I believe the time to do it is before the returned merchandise leaves the physical location of the shop responsible for the theft. And regardless of the polite euphemisms we choose to use in order to avoid calling what happened something other than that which it was, it is still stealing, plain and simple. And, while the parts in question may only amount to a couple of dollars worth of nuts and bolts, the havoc that follows and the lost productivity and revenue that results, is substantial.
And that isn’t the only cost to be considered. What about credibility yours as a supplier; and, mine as a
customer/client? After all, sitting where you sit, you have no way of knowing who the guilty party is me, or the guy before me, not unless someone checks before a box that has been opened and then returned is delivered a second time.

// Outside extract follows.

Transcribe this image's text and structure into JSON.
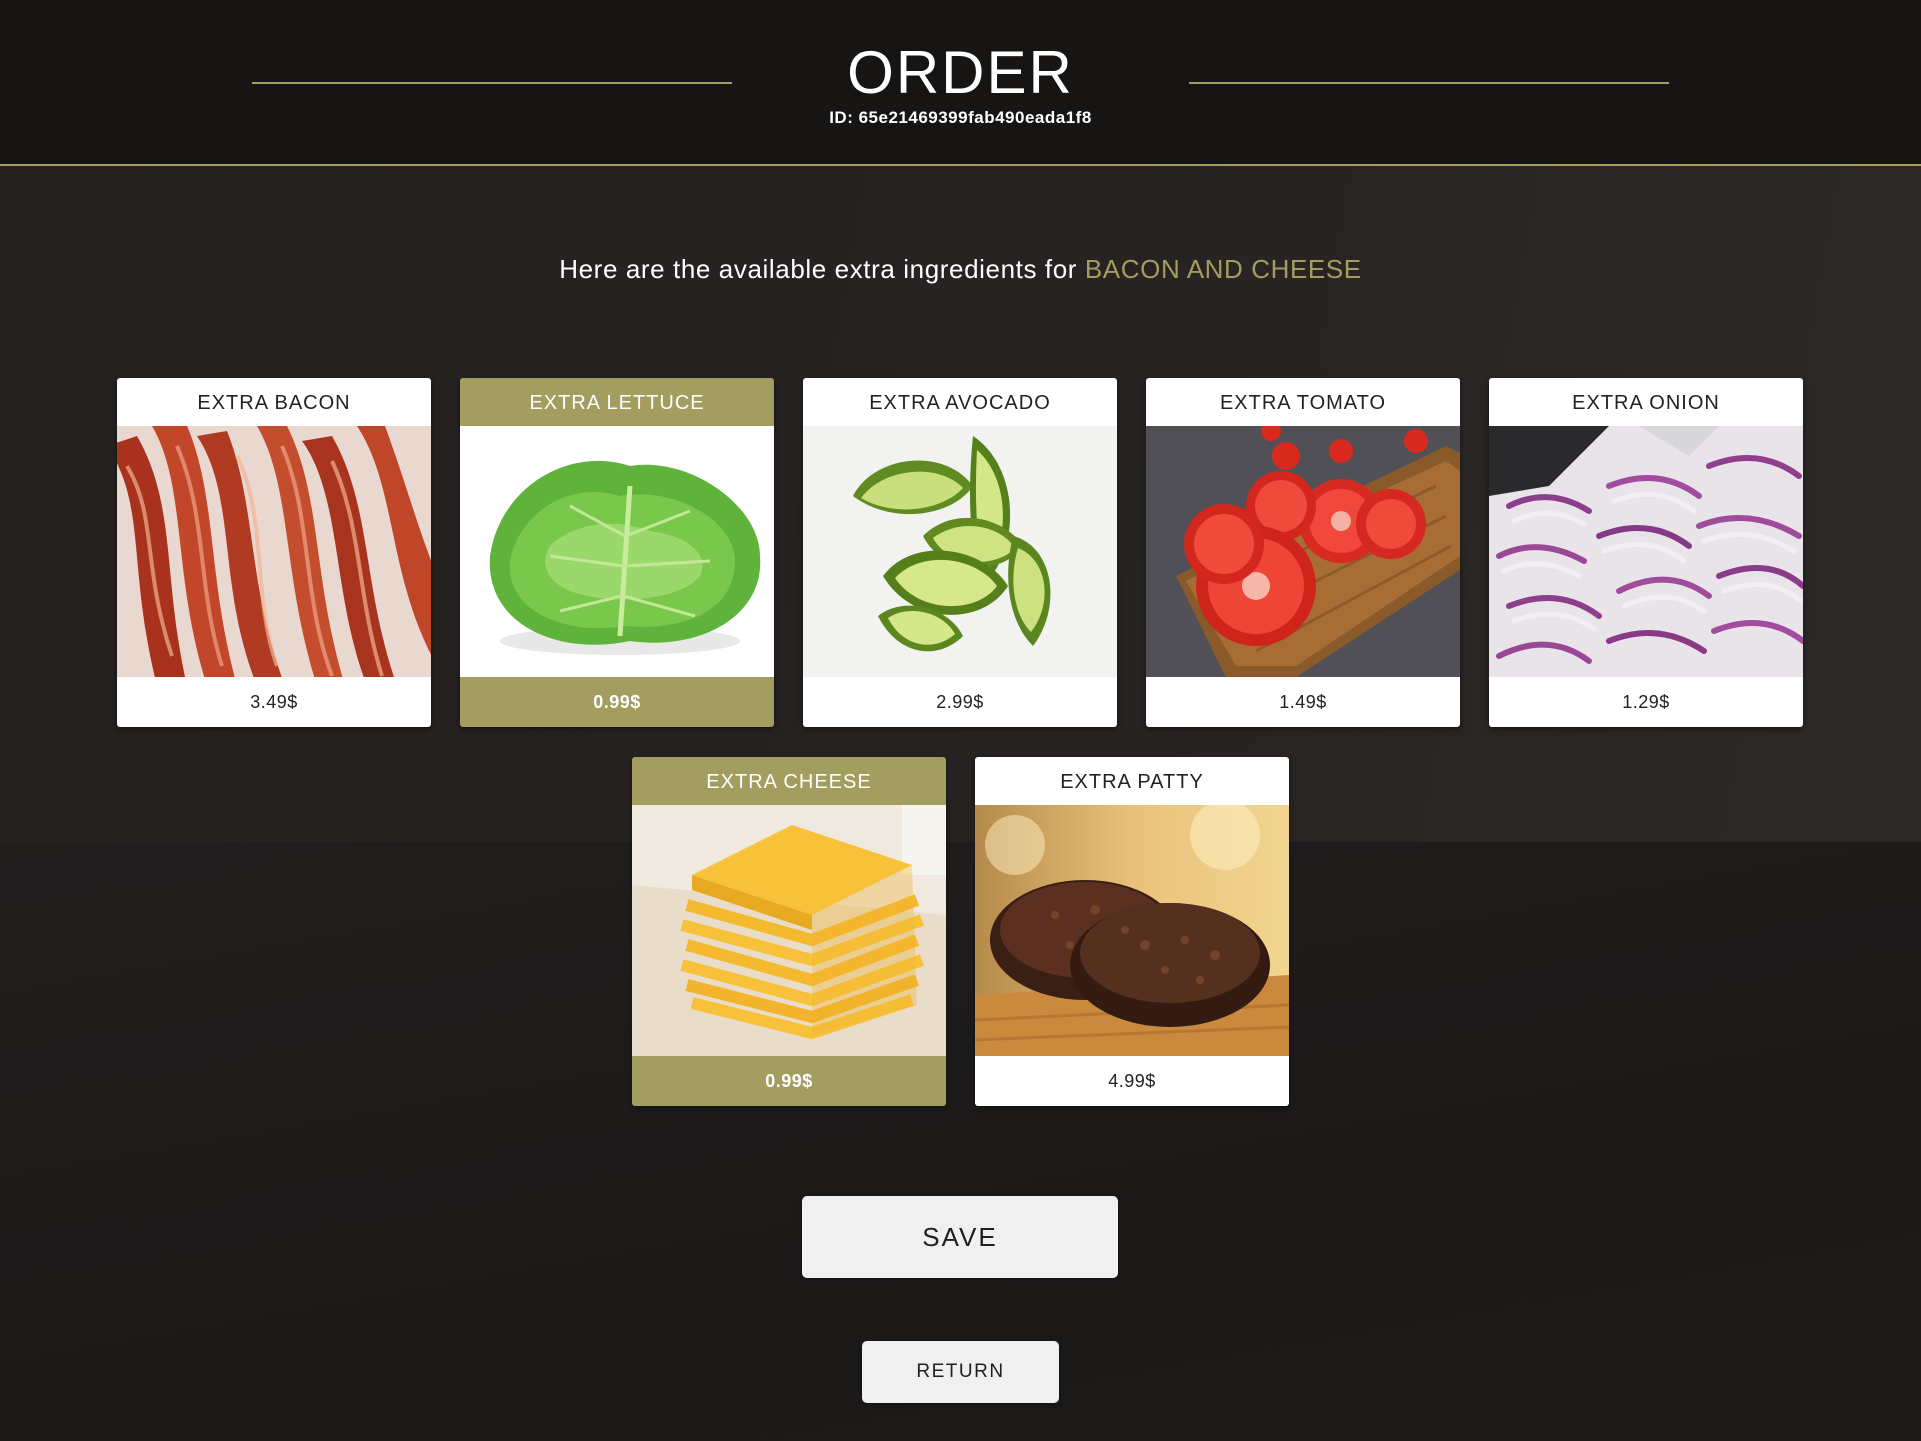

What would checking accomplish? If nothing else it would ensure the shop that ordered merchandise in good faith was not penalized for someone else’s larceny or lack of concern.
It would ensure the purchased product was delivered as designed with everything the manufacturer intended in the box. It would give you as a responsible distribution professional the information you need to determine which of your customers needs to be “eighty-sixed!”
That’s right, “eighty-sixed,” as in fired! Because I’d be willing to bet that a shop or a technician that would do something like that once is likely to do it more than once.
Mitch Schneider co-owns and operates Schneider’s Automotive Service in Simi Valley, CA. Readers can contact him at firstname.lastname@example.org.